A group of gun-wielding pre-teens watches guard over this new prisoner of war. Among these displaced children is Fahed (Abdallah El Akal), whose father died in an Israeli air attack and left behind only a small potted olive tree from their homeland.
Fahed dreams of one day returning home and replanting the tree, while Yoni knows he must escape the camp or face death at the hands of his captors. So the unlikely duo makes a deal to escape.
Below, Zaytoun producer Fred Ritzenberg discusses the bond that Fahed and Yoni create, resulting in an engaging story of two would-be enemies who work together in search of home.
DIFF: Though Yoni and Fahed are never truly depicted “at war” on a battlefield, the two are certainly fighting against many things. What are they fighting against?
Fred Ritzenberg: I think Yoni and Fahed are very much “at war.” The war takes place in the refugee camp and on the road to Israel. Lebanon is in the middle of a 15-year civil war. Many factions are fighting one another.

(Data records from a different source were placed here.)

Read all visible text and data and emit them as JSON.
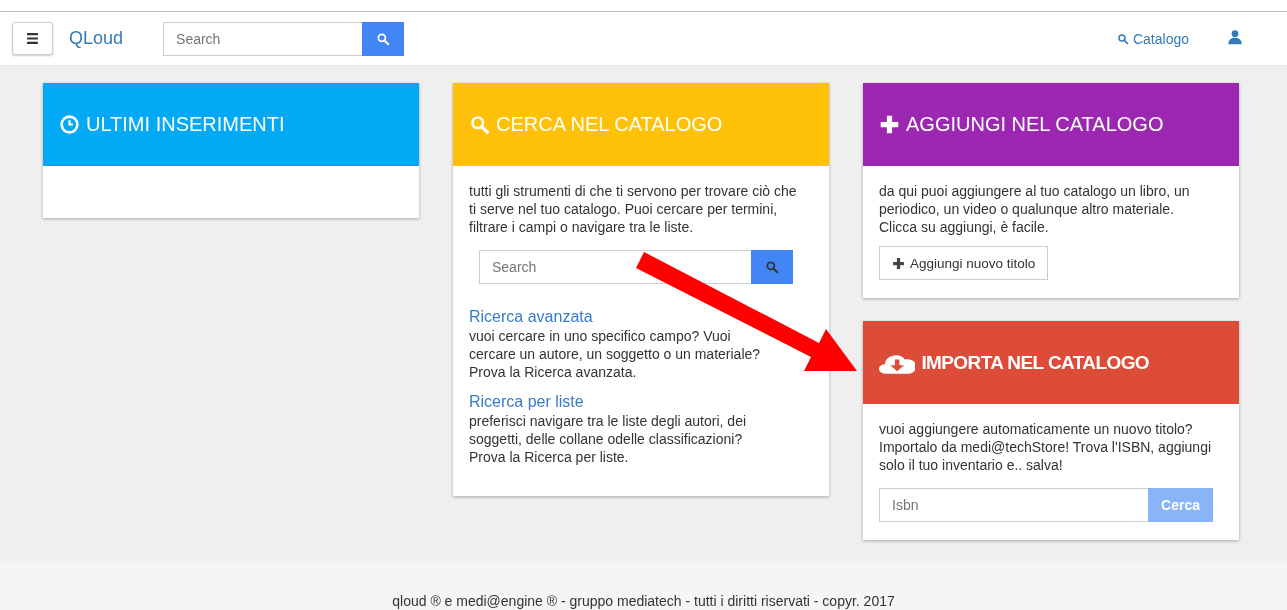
{
  "navbar": {
    "brand": "QLoud",
    "search": {
      "placeholder": "Search"
    },
    "links": [
      {
        "label": "Catalogo"
      }
    ]
  },
  "columns": [
    {
      "cards": [
        {
          "kind": "recent",
          "title": "ULTIMI INSERIMENTI",
          "color": "#03a9f4"
        }
      ]
    },
    {
      "cards": [
        {
          "kind": "search",
          "title": "CERCA NEL CATALOGO",
          "color": "#ffc107",
          "blocks": [
            {
              "kind": "text",
              "text": "tutti gli strumenti di che ti servono per trovare ciò che ti serve nel tuo catalogo. Puoi cercare per termini, filtrare i campi o navigare tra le liste."
            },
            {
              "kind": "search",
              "placeholder": "Search"
            },
            {
              "kind": "section",
              "link": "Ricerca avanzata",
              "text": "vuoi cercare in uno specifico campo? Vuoi cercare un autore, un soggetto o un materiale? Prova la Ricerca avanzata."
            },
            {
              "kind": "section",
              "link": "Ricerca per liste",
              "text": "preferisci navigare tra le liste degli autori, dei soggetti, delle collane odelle classificazioni? Prova la Ricerca per liste."
            }
          ]
        }
      ]
    },
    {
      "cards": [
        {
          "kind": "add",
          "title": "AGGIUNGI NEL CATALOGO",
          "color": "#9c27b0",
          "blocks": [
            {
              "kind": "text",
              "text": "da qui puoi aggiungere al tuo catalogo un libro, un periodico, un video o qualunque altro materiale. Clicca su aggiungi, è facile."
            },
            {
              "kind": "button",
              "label": "Aggiungi nuovo titolo"
            }
          ]
        },
        {
          "kind": "import",
          "title": "IMPORTA NEL CATALOGO",
          "color": "#dd4b39",
          "blocks": [
            {
              "kind": "text",
              "text": "vuoi aggiungere automaticamente un nuovo titolo? Importalo da medi@techStore! Trova l'ISBN, aggiungi solo il tuo inventario e.. salva!"
            },
            {
              "kind": "input_group",
              "placeholder": "Isbn",
              "button": "Cerca"
            }
          ]
        }
      ]
    }
  ],
  "footer": "qloud ® e medi@engine ® - gruppo mediatech - tutti i diritti riservati - copyr. 2017"
}
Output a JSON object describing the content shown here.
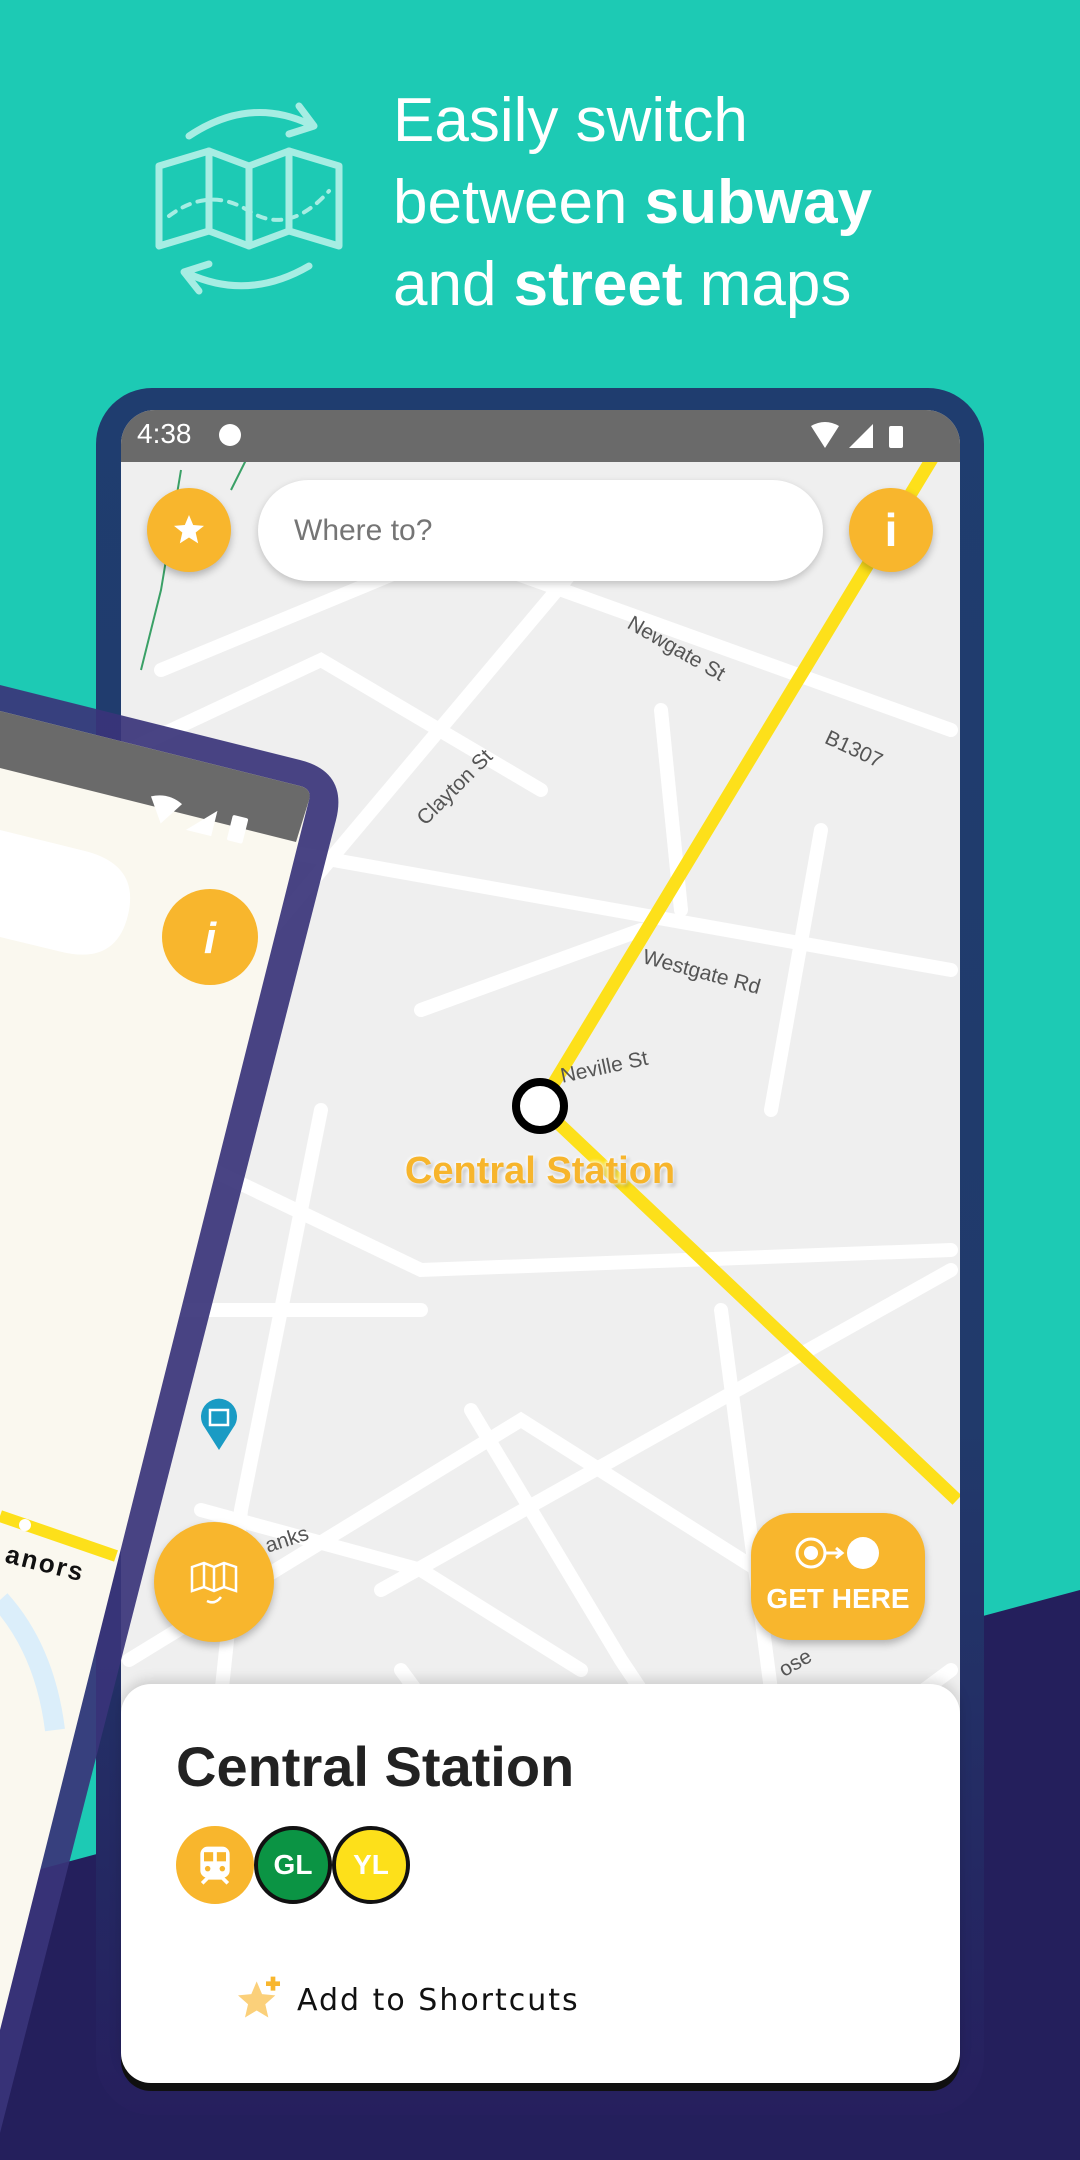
{
  "promo": {
    "line1": "Easily switch",
    "line2_pre": "between ",
    "line2_bold": "subway",
    "line3_pre": "and ",
    "line3_bold": "street",
    "line3_post": " maps",
    "icon": "map-switch-icon"
  },
  "status_bar": {
    "time": "4:38",
    "icons": [
      "notification-icon",
      "wifi-icon",
      "signal-icon",
      "battery-icon"
    ]
  },
  "search": {
    "placeholder": "Where to?"
  },
  "buttons": {
    "shortcuts_icon": "star-sparkle-icon",
    "info_label": "i",
    "map_toggle_icon": "map-switch-icon",
    "get_here_label": "GET HERE"
  },
  "map": {
    "streets": [
      "Newgate St",
      "B1307",
      "Clayton St",
      "Westgate Rd",
      "Neville St",
      "anks",
      "ose"
    ],
    "station_label": "Central Station",
    "line_color": "#fde01a"
  },
  "station_card": {
    "title": "Central Station",
    "badges": [
      {
        "label": "",
        "icon": "train-icon",
        "color": "#f8b62d"
      },
      {
        "label": "GL",
        "color": "#0b9444"
      },
      {
        "label": "YL",
        "color": "#fde01a"
      }
    ],
    "add_shortcut_label": "Add to Shortcuts"
  },
  "subway_phone": {
    "info_label": "i",
    "station_fragment": "anors"
  },
  "colors": {
    "teal": "#1dcab4",
    "accent": "#f8b62d",
    "navy": "#213a6b",
    "purple": "#241f5c"
  }
}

Yoni is the object of Fahed’s anger directed toward the pilot who killed his father in an air raid. He is also at war with the people who make his life so difficult.

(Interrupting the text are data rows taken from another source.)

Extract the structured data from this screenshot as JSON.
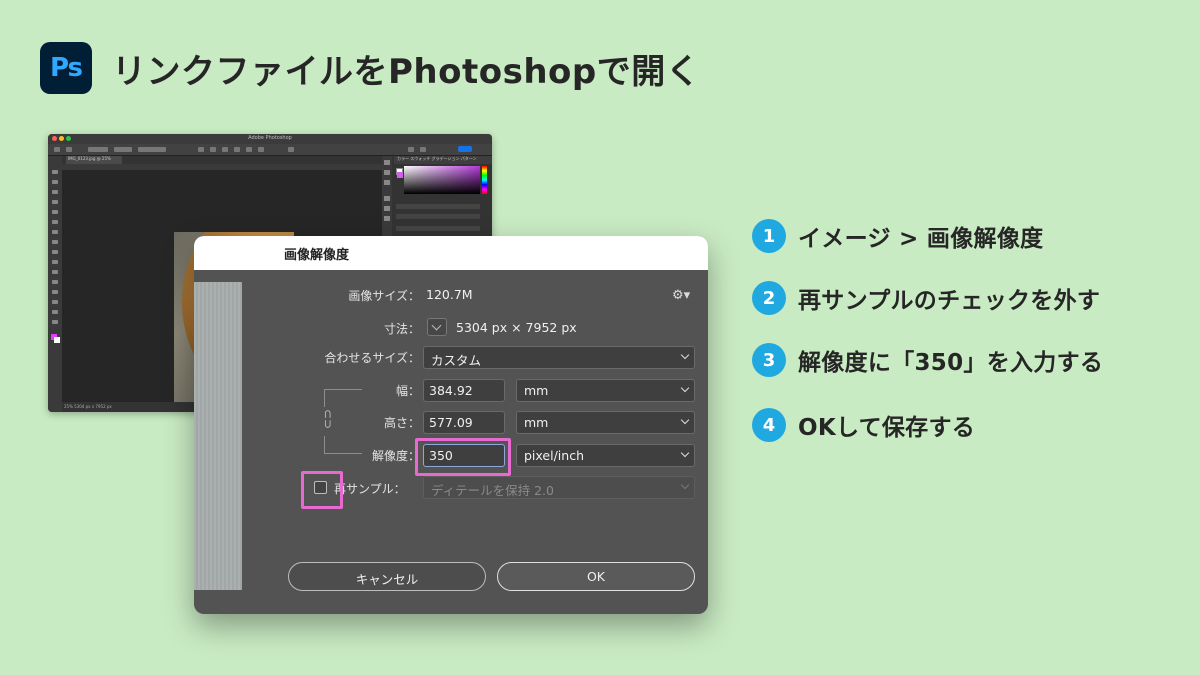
{
  "header": {
    "logo_text": "Ps",
    "title": "リンクファイルをPhotoshopで開く"
  },
  "ps_window": {
    "title": "Adobe Photoshop",
    "doc_tab": "IMG_0123.jpg @ 25%",
    "panel_tabs": "カラー  スウォッチ  グラデーション  パターン",
    "status": "25%  5304 px x 7952 px"
  },
  "dialog": {
    "title": "画像解像度",
    "image_size_label": "画像サイズ：",
    "image_size_value": "120.7M",
    "dimensions_label": "寸法：",
    "dimensions_value": "5304 px × 7952 px",
    "fit_label": "合わせるサイズ：",
    "fit_value": "カスタム",
    "width_label": "幅：",
    "width_value": "384.92",
    "width_unit": "mm",
    "height_label": "高さ：",
    "height_value": "577.09",
    "height_unit": "mm",
    "resolution_label": "解像度：",
    "resolution_value": "350",
    "resolution_unit": "pixel/inch",
    "resample_label": "再サンプル：",
    "resample_value": "ディテールを保持 2.0",
    "cancel_label": "キャンセル",
    "ok_label": "OK"
  },
  "steps": [
    {
      "num": "1",
      "text": "イメージ > 画像解像度"
    },
    {
      "num": "2",
      "text": "再サンプルのチェックを外す"
    },
    {
      "num": "3",
      "text": "解像度に「350」を入力する"
    },
    {
      "num": "4",
      "text": "OKして保存する"
    }
  ],
  "colors": {
    "background": "#c9ebc3",
    "step_badge": "#1fa9e0",
    "highlight": "#e66ad0",
    "ps_logo_bg": "#001e36",
    "ps_logo_fg": "#31a8ff"
  }
}
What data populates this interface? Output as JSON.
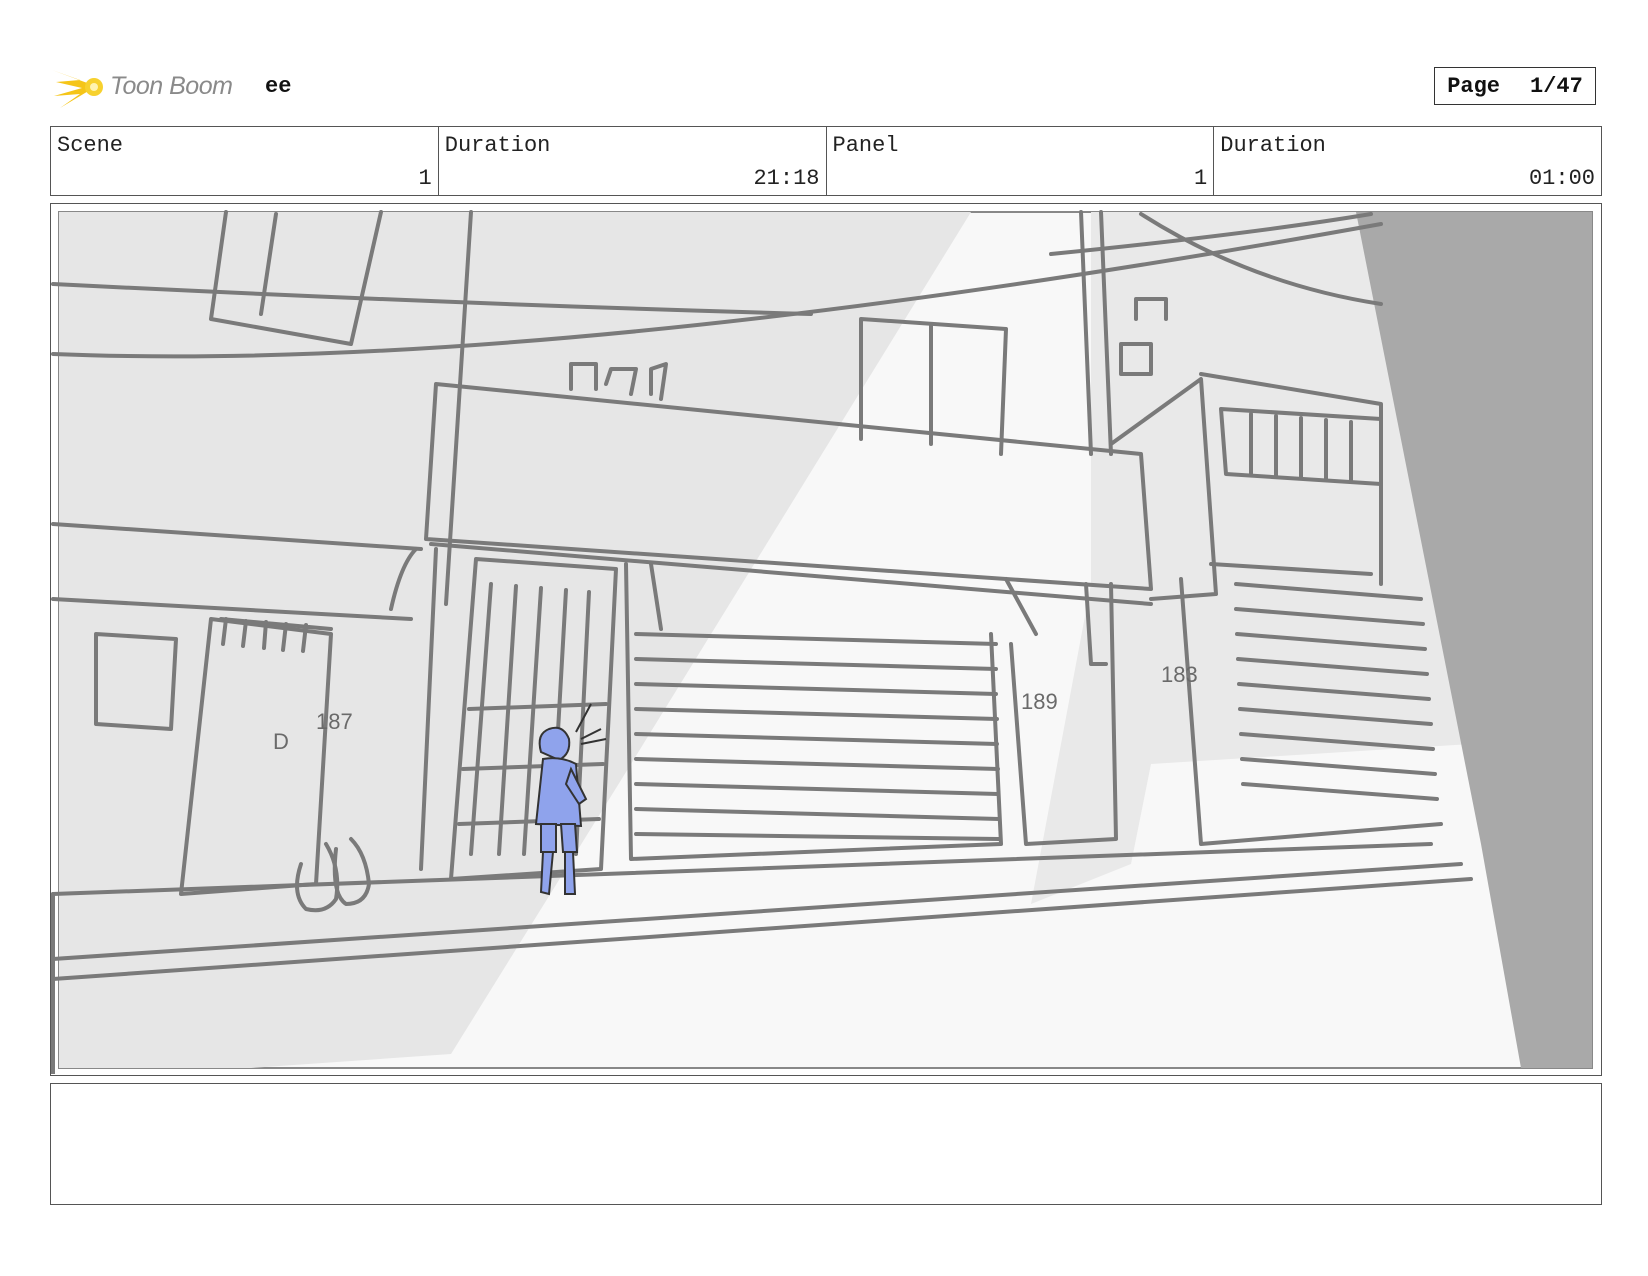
{
  "header": {
    "logo_text": "Toon Boom",
    "project_name": "ee",
    "page_label": "Page",
    "page_number": "1/47"
  },
  "info": [
    {
      "label": "Scene",
      "value": "1"
    },
    {
      "label": "Duration",
      "value": "21:18"
    },
    {
      "label": "Panel",
      "value": "1"
    },
    {
      "label": "Duration",
      "value": "01:00"
    }
  ],
  "panel": {
    "house_numbers": [
      "D",
      "187",
      "189",
      "183"
    ]
  },
  "colors": {
    "sketch_line": "#7a7a7a",
    "shadow": "#e6e6e6",
    "wall_dark": "#a9a9a9",
    "character": "#8fa3ec",
    "logo_yellow": "#f5c518"
  },
  "icons": {
    "logo": "toon-boom-logo-icon"
  }
}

His frustration of not being able to return to the ancestral land and being a virtual prisoner in Beirut further fuels the hatred directed toward Yoni — so much so that he shoots the prisoner in the butt. He denies Yoni water when they first meet. He steals a picture of Yoni’s wife and taunts him with his freedom.
The turn is when they stop fighting each other and fight for their survival, which forces a bond between them.
DIFF: Which is more difficult: winning a war or winning hearts and minds?
FR: Zaytoun tells the story of two people with opposing points of view learning to see the other’s perspective. Yoni and Fahed are forced together by circumstances and learn to survive by gaining the trust of one another. That is the reason that Fahed and Yoni were able to walk away from this experience changed.
They won the hearts and minds of one another, which gives us hope. Sadly, the war escalates at the end of the story.
DIFF: What do Yoni and Fahed see in each other that allows them to overcome their roles as enemies?
FR: Yoni first sees Fahed as an impulsive, temperamental and dangerous boy who will eventually become a terrorist. Fahed sees Yoni as the pilot responsible for killing his father in an air raid. He sees him as a coward and the enemy.
Yoni and Fahed share a similar experience but aren’t aware of it until the end of the story: the tragedy of losing a father during war. This parallel story binds them in ways they don’t fully understand until the end of the film. They share a similar story but with opposite sides.